Hello Warner, we were wondering how cell viability was measured (TUNEL staining, FDA/PI, MTT)? Thank you!
(since you also display >100% viability for the TNF-alpha, how are these calculations done, how would you explain this, is there cell death in your control?)
Time has some effect on cell viability, so there could be some cell death in our control but this is also seen in other studies (and with other cell lines). What we think is that the TNF-alpha and ST could also have a proliferation effect. We are checking this as well however, we are waiting for the results.
Hello Fransje, Thank you for your question.

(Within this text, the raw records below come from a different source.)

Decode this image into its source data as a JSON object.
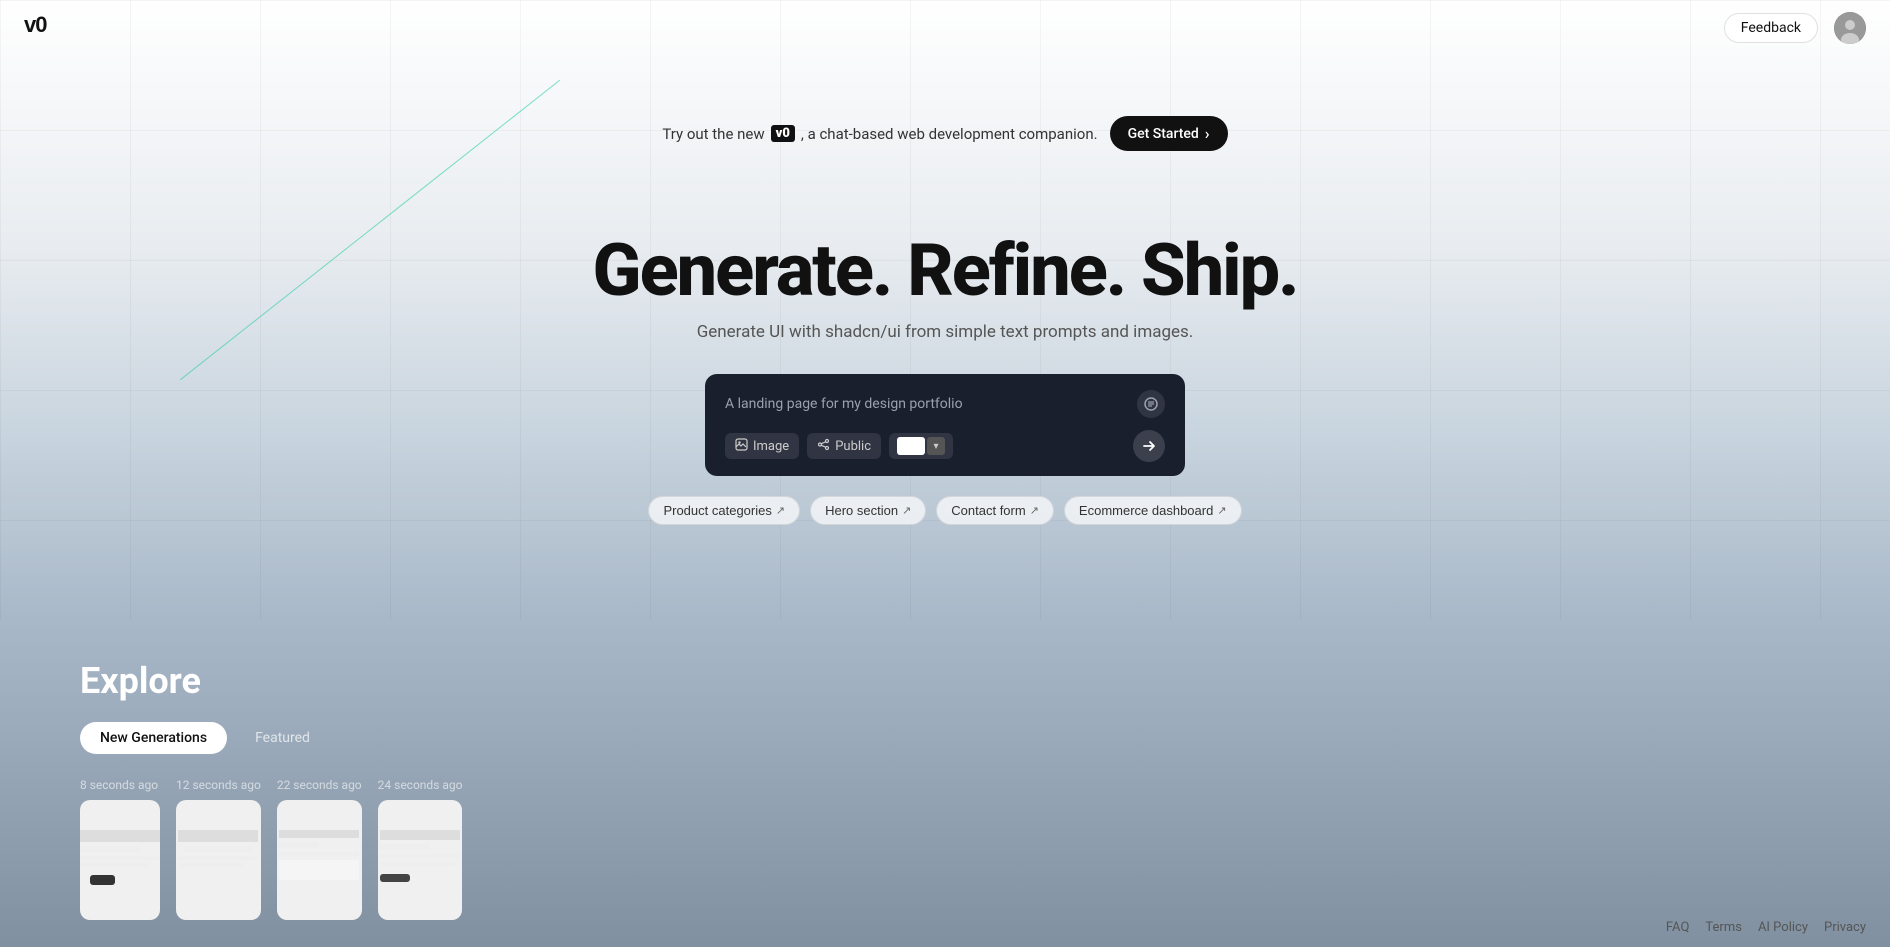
{
  "header": {
    "logo": "v0",
    "feedback_label": "Feedback"
  },
  "banner": {
    "text_before": "Try out the new",
    "logo": "v0",
    "text_after": ", a chat-based web development companion.",
    "cta_label": "Get Started"
  },
  "hero": {
    "headline": "Generate. Refine. Ship.",
    "subheadline": "Generate UI with shadcn/ui from simple text prompts and images."
  },
  "prompt": {
    "placeholder": "A landing page for my design portfolio",
    "image_btn": "Image",
    "visibility_btn": "Public"
  },
  "suggestions": [
    {
      "label": "Product categories"
    },
    {
      "label": "Hero section"
    },
    {
      "label": "Contact form"
    },
    {
      "label": "Ecommerce dashboard"
    }
  ],
  "explore": {
    "title": "Explore",
    "tabs": [
      {
        "label": "New Generations",
        "active": true
      },
      {
        "label": "Featured",
        "active": false
      }
    ],
    "cards": [
      {
        "timestamp": "8 seconds ago"
      },
      {
        "timestamp": "12 seconds ago"
      },
      {
        "timestamp": "22 seconds ago"
      },
      {
        "timestamp": "24 seconds ago"
      }
    ]
  },
  "footer": {
    "links": [
      "FAQ",
      "Terms",
      "AI Policy",
      "Privacy"
    ]
  }
}
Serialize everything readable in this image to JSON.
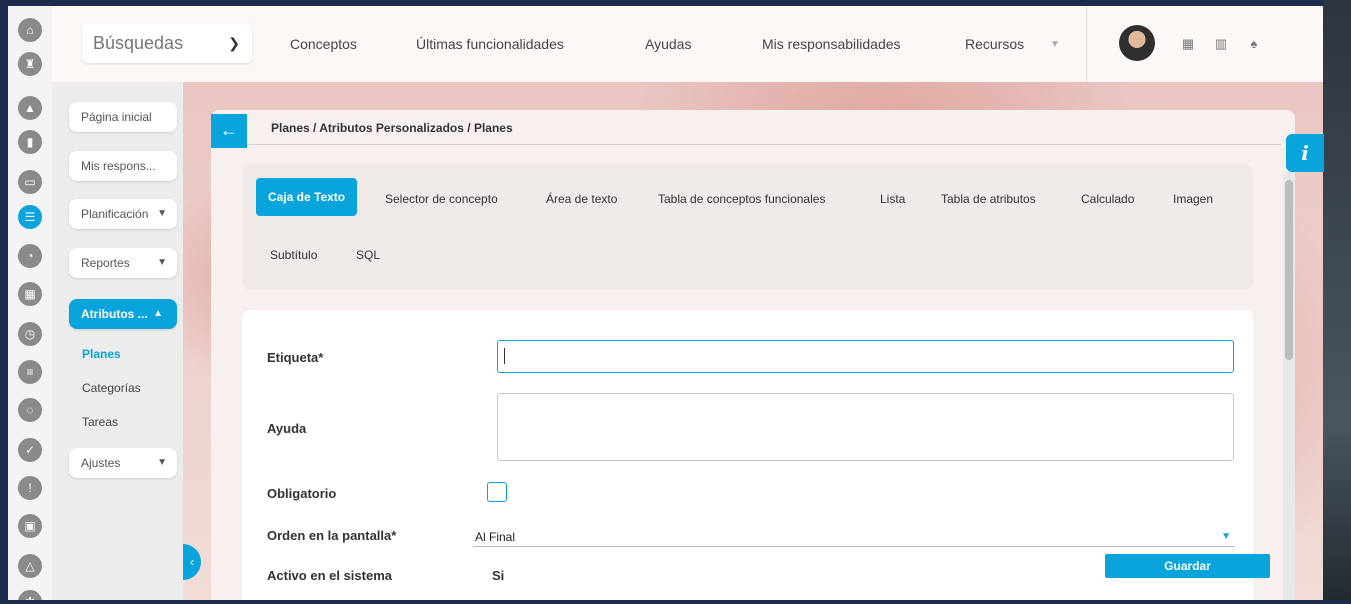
{
  "search": {
    "label": "Búsquedas"
  },
  "nav": {
    "items": [
      "Conceptos",
      "Últimas funcionalidades",
      "Ayudas",
      "Mis responsabilidades",
      "Recursos"
    ]
  },
  "sidebar": {
    "buttons": [
      "Página inicial",
      "Mis respons...",
      "Planificación",
      "Reportes",
      "Atributos ...",
      "Ajustes"
    ],
    "subitems": [
      "Planes",
      "Categorías",
      "Tareas"
    ]
  },
  "breadcrumb": "Planes / Atributos Personalizados / Planes",
  "tabs": [
    "Caja de Texto",
    "Selector de concepto",
    "Área de texto",
    "Tabla de conceptos funcionales",
    "Lista",
    "Tabla de atributos",
    "Calculado",
    "Imagen",
    "Subtítulo",
    "SQL"
  ],
  "form": {
    "etiqueta_label": "Etiqueta*",
    "ayuda_label": "Ayuda",
    "obligatorio_label": "Obligatorio",
    "orden_label": "Orden en la pantalla*",
    "orden_value": "Al Final",
    "activo_label": "Activo en el sistema",
    "activo_value": "Si",
    "save_label": "Guardar"
  },
  "info_label": "i",
  "colors": {
    "accent": "#0aa4dd"
  }
}
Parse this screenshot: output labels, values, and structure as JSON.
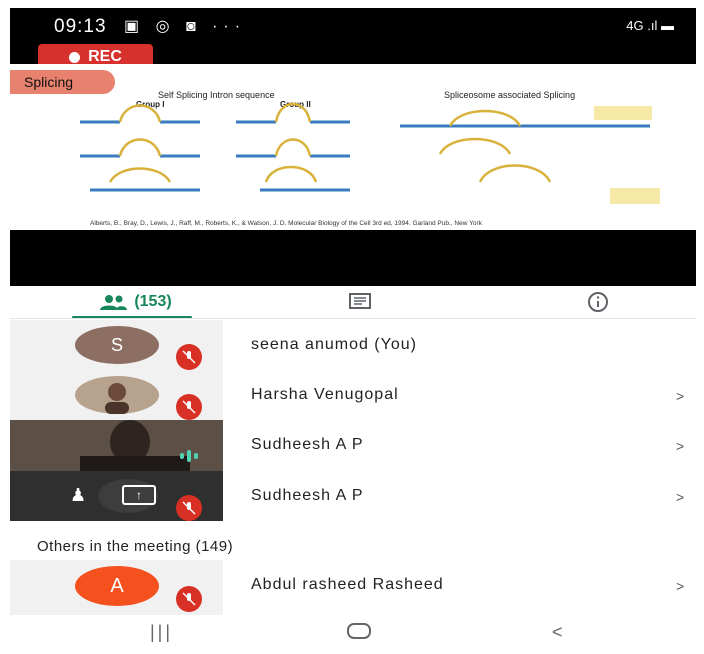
{
  "status": {
    "time": "09:13",
    "network": "4G"
  },
  "rec_label": "REC",
  "slide": {
    "tag": "Splicing",
    "left_title": "Self Splicing Intron sequence",
    "group1": "Group I",
    "group2": "Group II",
    "right_title": "Spliceosome associated Splicing",
    "citation": "Alberts, B., Bray, D., Lewis, J., Raff, M., Roberts, K., & Watson, J. D. Molecular Biology of the Cell 3rd ed, 1994. Garland Pub., New York"
  },
  "tabs": {
    "people_count": "(153)"
  },
  "participants": [
    {
      "name": "seena anumod (You)",
      "initial": "S",
      "avatar_color": "#8d6e63"
    },
    {
      "name": "Harsha Venugopal"
    },
    {
      "name": "Sudheesh A P"
    },
    {
      "name": "Sudheesh A P"
    }
  ],
  "others_heading": "Others in the meeting (149)",
  "others": [
    {
      "name": "Abdul rasheed Rasheed",
      "initial": "A",
      "avatar_color": "#f4511e"
    }
  ],
  "colors": {
    "accent": "#17865a",
    "mute": "#d93025",
    "rec": "#d6312c"
  }
}
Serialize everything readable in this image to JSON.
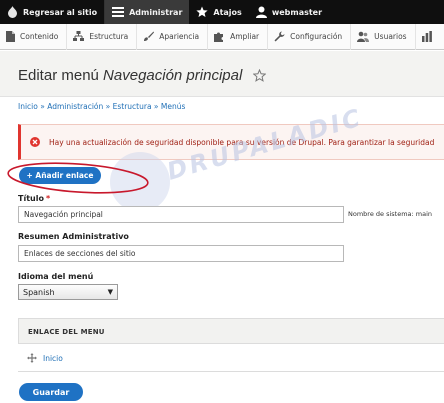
{
  "toolbar": {
    "back_label": "Regresar al sitio",
    "manage_label": "Administrar",
    "shortcuts_label": "Atajos",
    "user_label": "webmaster"
  },
  "tray": {
    "items": [
      {
        "label": "Contenido",
        "icon": "file-icon"
      },
      {
        "label": "Estructura",
        "icon": "structure-icon"
      },
      {
        "label": "Apariencia",
        "icon": "paintbrush-icon"
      },
      {
        "label": "Ampliar",
        "icon": "puzzle-icon"
      },
      {
        "label": "Configuración",
        "icon": "wrench-icon"
      },
      {
        "label": "Usuarios",
        "icon": "people-icon"
      }
    ]
  },
  "page": {
    "title_prefix": "Editar menú ",
    "title_em": "Navegación principal"
  },
  "breadcrumb": "Inicio » Administración » Estructura » Menús",
  "message": {
    "text": "Hay una actualización de seguridad disponible para su versión de Drupal. Para garantizar la seguridad"
  },
  "watermark": "DRUPALADICTO",
  "add_link_label": "+ Añadir enlace",
  "form": {
    "title_label": "Título",
    "required_mark": "*",
    "title_value": "Navegación principal",
    "machine_name": "Nombre de sistema: main",
    "summary_label": "Resumen Administrativo",
    "summary_value": "Enlaces de secciones del sitio",
    "language_label": "Idioma del menú",
    "language_value": "Spanish"
  },
  "table": {
    "header": "ENLACE DEL MENU",
    "rows": [
      {
        "label": "Inicio"
      }
    ]
  },
  "save_label": "Guardar",
  "colors": {
    "toolbar": "#0f0f0f",
    "primary_button": "#1f72c4",
    "link": "#1f6fb6",
    "error": "#e0352f",
    "annotation": "#c8182c"
  }
}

We used the MTT assay for the cell viability measurements.
thank you for this interesting presentation. there seems to be a narrow ‘window of opportinity’ for this compound (i.e. functional concntration). How do you propose to go forward with these experiments?
Marleen, thank you for your question.
Indeed it looks like a narrow ‘window of opportunity’. This was partly because of practical problems with the dosage of ST. It was difficult to increase the dose of ST because the volume of all our test compound would be higher than 20% of the total volume of the wellsif we went higher with our ST dose. Going lower than 80% with the medium resulted in a decrease in cell viability so that would give a confounding effect
But of importance was that we saw an effect in vitro (as we already have shown an effect in vivo see below). And we are now focussing on the mechanism of the effect of ST, so we are looking at the caspase pathway and we are looking at the bioactive compounds present in ST
Also of interest: Our lab also performed experiments in a type 2 diabetic rat model, where 200 mg/mg of ST was used. In this study blood glucose levels were decreased and beta-cell mass was increased after treatment with ST.
Again thank you for your question, and I hope this answer gives some clarity